                                            So I eat for quality and also for tight carb and glucose control (and my husband does, too, with no health or weight issues, just for health and prevention) and that pretty naturally leads to lower inflammation status.

                                            1. re: mcf

                                              What are inflammatory oils, meats, and dairy, please?

                                              1. re: Jay F

                                                The fats from feedlot beef and dairy are higher in pro inflammatory fats and arachidonic acid and lower in anti inflammatory CLA and omega 3s. The fats in grass fed and finished beef (pastured chickens, eggs, wild fish) have more favorable ratios of omega 6- omega 3 fats. Some oils tend to be very high in omega 6s, so more pro inflammatory. Sunflower, corn, soy, mixed vegetable oil, for example. Mixing one with walnut oil or ollive oil can improve that, but I just cook with more favorable oils and avoid overheating them to their smoke points.

                                                Grass fed and finished milk products also have favorable fat profiles.

                                                Not surprisingly, all are associated with lower CVD risk even when high in saturated fats.
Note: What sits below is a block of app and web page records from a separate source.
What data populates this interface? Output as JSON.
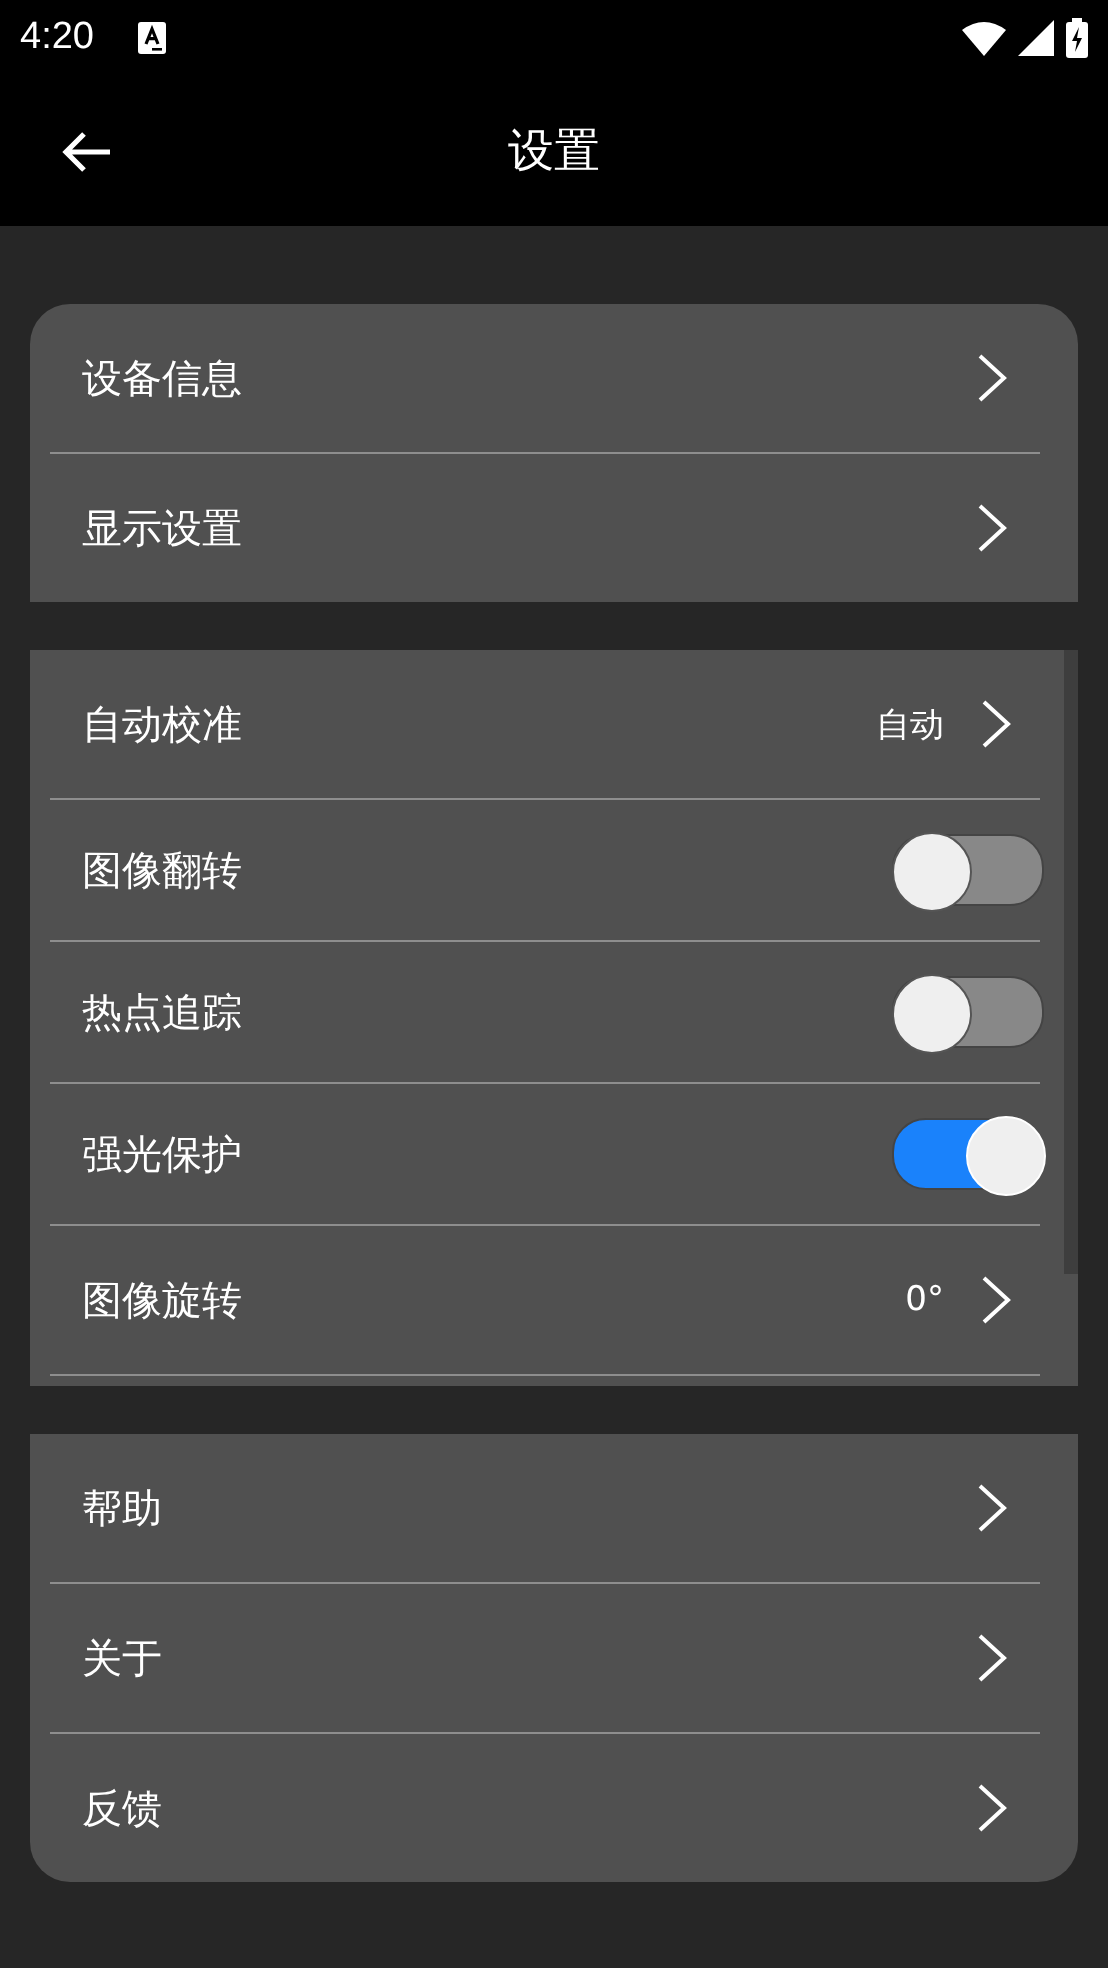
{
  "status_bar": {
    "time": "4:20"
  },
  "header": {
    "title": "设置"
  },
  "sections": [
    {
      "items": [
        {
          "kind": "link",
          "label": "设备信息"
        },
        {
          "kind": "link",
          "label": "显示设置"
        }
      ]
    },
    {
      "items": [
        {
          "kind": "value",
          "label": "自动校准",
          "value": "自动"
        },
        {
          "kind": "toggle",
          "label": "图像翻转",
          "on": false
        },
        {
          "kind": "toggle",
          "label": "热点追踪",
          "on": false
        },
        {
          "kind": "toggle",
          "label": "强光保护",
          "on": true
        },
        {
          "kind": "value",
          "label": "图像旋转",
          "value": "0°"
        }
      ]
    },
    {
      "items": [
        {
          "kind": "link",
          "label": "帮助"
        },
        {
          "kind": "link",
          "label": "关于"
        },
        {
          "kind": "link",
          "label": "反馈"
        }
      ]
    }
  ]
}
                                                1. re: mcf

                                                  I use olive oil for almost everything.

                                                  When I make my own mayonnaise, is canola oil bad?

                                                  I'll remember "grass fed and finished." When I buy eggs and cream, I buy the good stuff rather than the more processed. Is it enough just to buy cage free eggs? I have a feeling I'm going to be eating eggs fairly often now.

                                                  1. re: Jay F

                                                    Some say canola is okay, some say no. I just avoid it but will eat something made with it for me. Cage free is a sort of misleading description for what can be bad conditions and it won't tell you what the hens are eating.

                                                    Eggs are best from pastured hens, beef is grass fed and finished, or 100% grass fed. Dairy from grass fed cows will usually just say "grass fed" like Organic Valley, or local brands you can find in stores or your farmers' market.

                                                    It's up to you how expensive you want your eggs to be. Here's a guide to most of the big producers of eggs:


                                                    1. re: mcf

                                                      Thank you so much, mcf. You've been an enormous help.

                                                      1. re: Jay F

                                                        Good luck figuring out what works best for you. I hope you'll keep us in the loop as you work it all out and get results.

                                      2. re: mcf

                                        If your doctor is almost always wrong, you have the wrong doctor. Mine aren't, and they certainly aren't shills for grain and sugar companies.

                                        1. re: GH1618

                                          I make it a policy to avoid back and forth with folks who have opinions based upon their own personal beliefs.

                                          The ADA and the AHA promote starchy, low protein and fat diets for diabetics and heart disease and a lot of drugs to compensate for the inevitable bad results. The dietetic association pushes starches and sugar at diabetics like crazy.

                                          That's not because good science says that's healthy. I don't know your personal doctor, and you know nothing about how carefully I screen my own. I don't follow doctor's orders ever, I partner 50/50 with good docs and where we disagree, they respect my right to my decision making.